I tend to listen to whatever seems to resonate with my mood as I am working on a section. So for instance, what I was listening to today was a playlist that included Dire Straits, Bonnie Tyler, Guns N Roses, Eagles, Dixie Chicks, Lenka, Blue Oyster Cult, Bon Jovi, Damien Rice, Days of the New, AC DC . . . The other day I was listening to The Phantom of the Opera and Les Miserables and Loreena Mckennit. And a couple of days ago it was Rush and the best of the Cirque de Soleil.
The conditions I need best to write is to be alone. I don’t do that well in public writing spaces and the kids want to talk to me every minute or two if they are with me. Summer vacation is coming up—I’ll be getting up well before the kids in order to write I think. I am not a morning person. This will be fun . . .
A producer has optioned the Crosspointe stories for a major Hollywood blockbuster, and he wants you to run the casting! So who will you hire for the roles?
What a fun question! If only it were true. But let me think a moment . . .
It’s an allstar cast . . . money is no object, right? Right?
These still don’t quite hit on the characters as I picture them. But close, at least in personality, if not in looks. Did I leave anyone out?
Lucy: Julia Stiles
Sarah: Kate Beckinsale or Charlize Theron
Lucy’s Mother: Sigourney Weaver
Sharpel: Cliff Simon
Marten: Kevin McKidd
Jordan: Skeet Ulrich
Edgar: Liam Neeson
Alistair: Robert Picardo (Woolsey on Stargate Atlantis)
What’s on the horizon for you?

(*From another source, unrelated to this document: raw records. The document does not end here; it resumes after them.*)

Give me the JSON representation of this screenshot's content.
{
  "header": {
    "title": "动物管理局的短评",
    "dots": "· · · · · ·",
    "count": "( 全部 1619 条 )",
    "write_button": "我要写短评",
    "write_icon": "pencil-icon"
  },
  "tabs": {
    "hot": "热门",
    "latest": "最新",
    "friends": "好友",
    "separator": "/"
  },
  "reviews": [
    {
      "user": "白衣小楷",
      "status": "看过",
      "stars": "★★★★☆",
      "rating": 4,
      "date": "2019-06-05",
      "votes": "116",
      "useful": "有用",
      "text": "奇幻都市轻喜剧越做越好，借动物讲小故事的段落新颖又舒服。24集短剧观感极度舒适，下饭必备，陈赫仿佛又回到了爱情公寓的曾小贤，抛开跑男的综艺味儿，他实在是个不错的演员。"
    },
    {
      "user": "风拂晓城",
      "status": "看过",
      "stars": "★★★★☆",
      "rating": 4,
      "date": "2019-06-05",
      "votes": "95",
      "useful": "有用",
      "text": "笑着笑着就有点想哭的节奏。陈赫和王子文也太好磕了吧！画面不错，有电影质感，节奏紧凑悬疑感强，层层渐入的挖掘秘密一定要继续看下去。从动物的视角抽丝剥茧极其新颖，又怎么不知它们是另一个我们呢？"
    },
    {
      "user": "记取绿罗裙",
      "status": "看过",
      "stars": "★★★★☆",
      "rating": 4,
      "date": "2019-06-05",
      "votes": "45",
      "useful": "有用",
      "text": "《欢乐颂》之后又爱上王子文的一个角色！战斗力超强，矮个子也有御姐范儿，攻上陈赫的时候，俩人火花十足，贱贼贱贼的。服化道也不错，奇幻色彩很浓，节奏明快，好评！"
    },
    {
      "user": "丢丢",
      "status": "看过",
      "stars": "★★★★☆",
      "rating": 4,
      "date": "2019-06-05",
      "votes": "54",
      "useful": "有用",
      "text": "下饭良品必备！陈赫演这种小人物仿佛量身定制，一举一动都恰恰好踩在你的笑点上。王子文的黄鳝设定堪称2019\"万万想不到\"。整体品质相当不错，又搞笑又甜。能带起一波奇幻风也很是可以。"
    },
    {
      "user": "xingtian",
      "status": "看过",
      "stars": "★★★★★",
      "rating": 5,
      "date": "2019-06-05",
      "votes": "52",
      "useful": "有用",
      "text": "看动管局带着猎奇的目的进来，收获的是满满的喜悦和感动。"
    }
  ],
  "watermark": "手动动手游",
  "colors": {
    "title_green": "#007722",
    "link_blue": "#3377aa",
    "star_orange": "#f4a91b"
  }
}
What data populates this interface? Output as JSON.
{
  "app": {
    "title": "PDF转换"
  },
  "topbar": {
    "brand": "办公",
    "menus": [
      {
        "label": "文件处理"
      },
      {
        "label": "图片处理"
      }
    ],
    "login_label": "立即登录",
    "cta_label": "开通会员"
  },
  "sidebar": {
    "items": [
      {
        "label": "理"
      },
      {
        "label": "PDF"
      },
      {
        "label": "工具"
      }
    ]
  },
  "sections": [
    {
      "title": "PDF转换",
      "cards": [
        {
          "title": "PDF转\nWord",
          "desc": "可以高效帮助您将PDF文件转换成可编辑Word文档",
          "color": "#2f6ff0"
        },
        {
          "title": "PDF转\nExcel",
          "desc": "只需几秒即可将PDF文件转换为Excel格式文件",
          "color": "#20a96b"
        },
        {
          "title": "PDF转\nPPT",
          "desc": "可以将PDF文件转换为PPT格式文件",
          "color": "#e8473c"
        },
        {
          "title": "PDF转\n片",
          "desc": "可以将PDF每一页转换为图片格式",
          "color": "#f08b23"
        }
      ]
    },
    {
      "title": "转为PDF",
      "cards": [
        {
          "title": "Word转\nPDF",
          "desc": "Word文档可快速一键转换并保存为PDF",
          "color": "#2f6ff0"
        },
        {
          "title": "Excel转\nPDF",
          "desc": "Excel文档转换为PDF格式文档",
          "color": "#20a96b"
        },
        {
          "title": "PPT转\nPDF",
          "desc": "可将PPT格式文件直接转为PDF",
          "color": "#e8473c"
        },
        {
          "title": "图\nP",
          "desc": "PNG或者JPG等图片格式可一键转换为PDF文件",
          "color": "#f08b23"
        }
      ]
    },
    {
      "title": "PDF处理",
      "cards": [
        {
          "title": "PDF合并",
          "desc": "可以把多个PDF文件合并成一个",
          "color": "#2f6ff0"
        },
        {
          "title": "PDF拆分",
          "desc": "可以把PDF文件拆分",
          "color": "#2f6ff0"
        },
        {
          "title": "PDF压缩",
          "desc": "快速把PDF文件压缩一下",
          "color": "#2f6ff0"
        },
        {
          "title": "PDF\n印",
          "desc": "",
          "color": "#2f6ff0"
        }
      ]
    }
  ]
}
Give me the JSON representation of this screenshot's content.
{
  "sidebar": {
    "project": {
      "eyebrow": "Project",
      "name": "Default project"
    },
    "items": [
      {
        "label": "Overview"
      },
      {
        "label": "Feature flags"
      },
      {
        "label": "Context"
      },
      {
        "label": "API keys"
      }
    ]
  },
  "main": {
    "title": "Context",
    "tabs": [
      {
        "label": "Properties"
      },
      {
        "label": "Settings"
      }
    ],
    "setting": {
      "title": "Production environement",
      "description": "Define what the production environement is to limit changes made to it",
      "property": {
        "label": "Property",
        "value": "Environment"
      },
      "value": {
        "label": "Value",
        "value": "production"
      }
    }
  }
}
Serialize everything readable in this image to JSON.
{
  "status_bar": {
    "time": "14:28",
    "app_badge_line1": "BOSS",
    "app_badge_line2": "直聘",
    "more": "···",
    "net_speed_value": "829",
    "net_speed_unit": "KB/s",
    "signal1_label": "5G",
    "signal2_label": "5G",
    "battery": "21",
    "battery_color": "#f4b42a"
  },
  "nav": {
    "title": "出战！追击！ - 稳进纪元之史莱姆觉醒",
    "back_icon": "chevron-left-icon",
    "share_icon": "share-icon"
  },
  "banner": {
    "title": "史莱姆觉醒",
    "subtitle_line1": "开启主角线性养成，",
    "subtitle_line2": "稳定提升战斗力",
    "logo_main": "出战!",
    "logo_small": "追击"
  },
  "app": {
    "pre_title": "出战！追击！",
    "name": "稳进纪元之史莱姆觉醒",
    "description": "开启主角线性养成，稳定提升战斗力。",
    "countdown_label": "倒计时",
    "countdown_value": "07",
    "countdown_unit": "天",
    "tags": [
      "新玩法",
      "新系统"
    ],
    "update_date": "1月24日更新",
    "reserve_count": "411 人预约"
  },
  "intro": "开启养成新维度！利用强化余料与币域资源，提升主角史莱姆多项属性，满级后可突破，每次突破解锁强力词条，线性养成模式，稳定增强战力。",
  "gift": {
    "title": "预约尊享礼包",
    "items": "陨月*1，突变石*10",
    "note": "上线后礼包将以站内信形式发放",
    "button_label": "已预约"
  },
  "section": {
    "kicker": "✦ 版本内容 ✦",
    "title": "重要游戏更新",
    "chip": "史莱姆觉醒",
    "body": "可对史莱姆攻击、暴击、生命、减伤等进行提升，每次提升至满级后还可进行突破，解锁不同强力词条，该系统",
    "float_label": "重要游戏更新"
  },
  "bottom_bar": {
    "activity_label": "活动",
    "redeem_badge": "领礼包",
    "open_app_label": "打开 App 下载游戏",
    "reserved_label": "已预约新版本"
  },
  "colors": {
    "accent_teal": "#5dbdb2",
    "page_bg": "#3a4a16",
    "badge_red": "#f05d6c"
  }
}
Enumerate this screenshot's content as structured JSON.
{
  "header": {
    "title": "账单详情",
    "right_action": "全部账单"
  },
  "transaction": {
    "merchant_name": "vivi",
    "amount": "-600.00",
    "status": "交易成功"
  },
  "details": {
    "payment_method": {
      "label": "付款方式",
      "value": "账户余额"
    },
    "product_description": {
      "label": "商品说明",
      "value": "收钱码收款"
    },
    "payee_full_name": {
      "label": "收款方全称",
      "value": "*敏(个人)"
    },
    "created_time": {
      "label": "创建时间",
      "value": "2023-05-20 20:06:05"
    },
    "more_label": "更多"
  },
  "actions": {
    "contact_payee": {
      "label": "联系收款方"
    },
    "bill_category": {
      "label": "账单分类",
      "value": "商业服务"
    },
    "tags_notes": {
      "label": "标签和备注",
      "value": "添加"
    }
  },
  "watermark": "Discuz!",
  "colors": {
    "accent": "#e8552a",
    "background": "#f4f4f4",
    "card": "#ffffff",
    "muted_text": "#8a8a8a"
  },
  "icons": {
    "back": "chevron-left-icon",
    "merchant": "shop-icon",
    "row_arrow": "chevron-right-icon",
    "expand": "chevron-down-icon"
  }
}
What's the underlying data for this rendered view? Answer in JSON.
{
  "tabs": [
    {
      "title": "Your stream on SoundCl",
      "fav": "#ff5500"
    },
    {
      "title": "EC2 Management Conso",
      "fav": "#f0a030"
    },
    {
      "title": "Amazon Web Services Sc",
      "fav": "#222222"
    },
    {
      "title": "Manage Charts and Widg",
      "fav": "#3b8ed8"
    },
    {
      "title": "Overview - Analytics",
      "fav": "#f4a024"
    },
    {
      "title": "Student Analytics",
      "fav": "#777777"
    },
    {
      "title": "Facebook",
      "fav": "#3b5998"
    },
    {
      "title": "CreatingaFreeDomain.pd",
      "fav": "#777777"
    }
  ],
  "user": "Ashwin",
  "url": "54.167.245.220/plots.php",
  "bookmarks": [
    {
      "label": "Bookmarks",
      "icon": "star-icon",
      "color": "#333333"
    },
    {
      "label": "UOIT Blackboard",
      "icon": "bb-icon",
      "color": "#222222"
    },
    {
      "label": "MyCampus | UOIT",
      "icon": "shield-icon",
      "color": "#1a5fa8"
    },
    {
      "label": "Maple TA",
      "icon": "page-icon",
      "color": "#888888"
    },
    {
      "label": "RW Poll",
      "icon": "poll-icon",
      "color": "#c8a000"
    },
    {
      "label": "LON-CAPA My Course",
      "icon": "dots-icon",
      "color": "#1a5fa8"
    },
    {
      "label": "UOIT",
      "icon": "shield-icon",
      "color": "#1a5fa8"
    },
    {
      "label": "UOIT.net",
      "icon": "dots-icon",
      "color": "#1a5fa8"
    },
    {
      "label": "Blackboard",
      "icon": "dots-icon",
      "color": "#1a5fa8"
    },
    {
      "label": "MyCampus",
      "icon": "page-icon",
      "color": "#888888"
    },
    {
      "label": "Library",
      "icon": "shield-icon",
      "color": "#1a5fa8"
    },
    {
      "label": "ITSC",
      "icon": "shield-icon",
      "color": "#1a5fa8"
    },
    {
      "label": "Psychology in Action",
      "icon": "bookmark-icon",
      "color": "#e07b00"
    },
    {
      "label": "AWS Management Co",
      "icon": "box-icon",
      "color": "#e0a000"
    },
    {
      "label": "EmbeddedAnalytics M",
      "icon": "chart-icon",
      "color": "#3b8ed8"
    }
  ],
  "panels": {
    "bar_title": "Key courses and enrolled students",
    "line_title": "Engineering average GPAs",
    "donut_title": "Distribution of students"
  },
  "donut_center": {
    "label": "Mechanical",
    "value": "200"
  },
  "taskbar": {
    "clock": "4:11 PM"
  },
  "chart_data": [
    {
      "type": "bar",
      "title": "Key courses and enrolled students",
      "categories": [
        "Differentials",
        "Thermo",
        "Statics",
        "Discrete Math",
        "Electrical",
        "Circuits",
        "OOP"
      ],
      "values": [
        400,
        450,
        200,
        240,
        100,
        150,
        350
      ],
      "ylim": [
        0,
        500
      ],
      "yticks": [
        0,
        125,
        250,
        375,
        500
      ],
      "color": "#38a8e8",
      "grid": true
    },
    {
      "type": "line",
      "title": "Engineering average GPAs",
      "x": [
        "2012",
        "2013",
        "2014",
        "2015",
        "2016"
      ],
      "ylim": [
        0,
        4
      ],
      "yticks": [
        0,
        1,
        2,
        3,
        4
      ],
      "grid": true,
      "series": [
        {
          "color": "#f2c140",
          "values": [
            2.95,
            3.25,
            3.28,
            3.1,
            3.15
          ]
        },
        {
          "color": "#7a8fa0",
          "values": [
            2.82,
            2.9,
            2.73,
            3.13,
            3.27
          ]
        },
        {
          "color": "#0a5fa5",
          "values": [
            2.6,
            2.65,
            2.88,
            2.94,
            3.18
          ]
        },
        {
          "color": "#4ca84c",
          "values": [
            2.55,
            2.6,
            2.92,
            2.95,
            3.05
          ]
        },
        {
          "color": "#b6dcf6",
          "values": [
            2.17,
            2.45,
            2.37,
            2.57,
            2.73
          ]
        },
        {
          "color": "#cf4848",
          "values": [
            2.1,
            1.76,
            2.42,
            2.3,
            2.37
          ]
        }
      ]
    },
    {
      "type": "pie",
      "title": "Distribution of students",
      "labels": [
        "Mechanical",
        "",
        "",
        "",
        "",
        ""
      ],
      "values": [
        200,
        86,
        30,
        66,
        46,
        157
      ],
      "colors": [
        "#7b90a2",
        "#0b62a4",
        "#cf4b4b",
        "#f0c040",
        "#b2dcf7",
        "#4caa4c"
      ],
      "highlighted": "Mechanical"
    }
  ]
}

Bitter Night, my Urban Fantasy debut, comes out in October. Right now I’m working on The Traitor King, which is the fourth in the Crosspointe books. I also plan to hit the best seller lists, sell movie options on all my books, and buy vacations houses in Belize, Costa Rica, Fiji and New Zealand. Of course, since I’m highly aware that the best laid plans don’t always go where you expect, I expect the reality will be that I will keep writing as long as people are willing to read me. Scratch that—I write whether I get paid or not. I will keep publishing as long as people keep paying me to do so, and I will keep writing regardless.
Diana Pharaoh Francis
Mad Libs, my blog: http://difrancis.livejournal.com
Now Available: The Black Ship: A Novel of Crosspointe
Now Available: The Turning Tide: A Novel of Crosspointe
Coming October 2009: Bitter Night: A Horngate Witches book
Also Available at Most Bookstores:
The Cipher, A Novel of Crosspointe
Path of Fate
Path of Honor
Path of Blood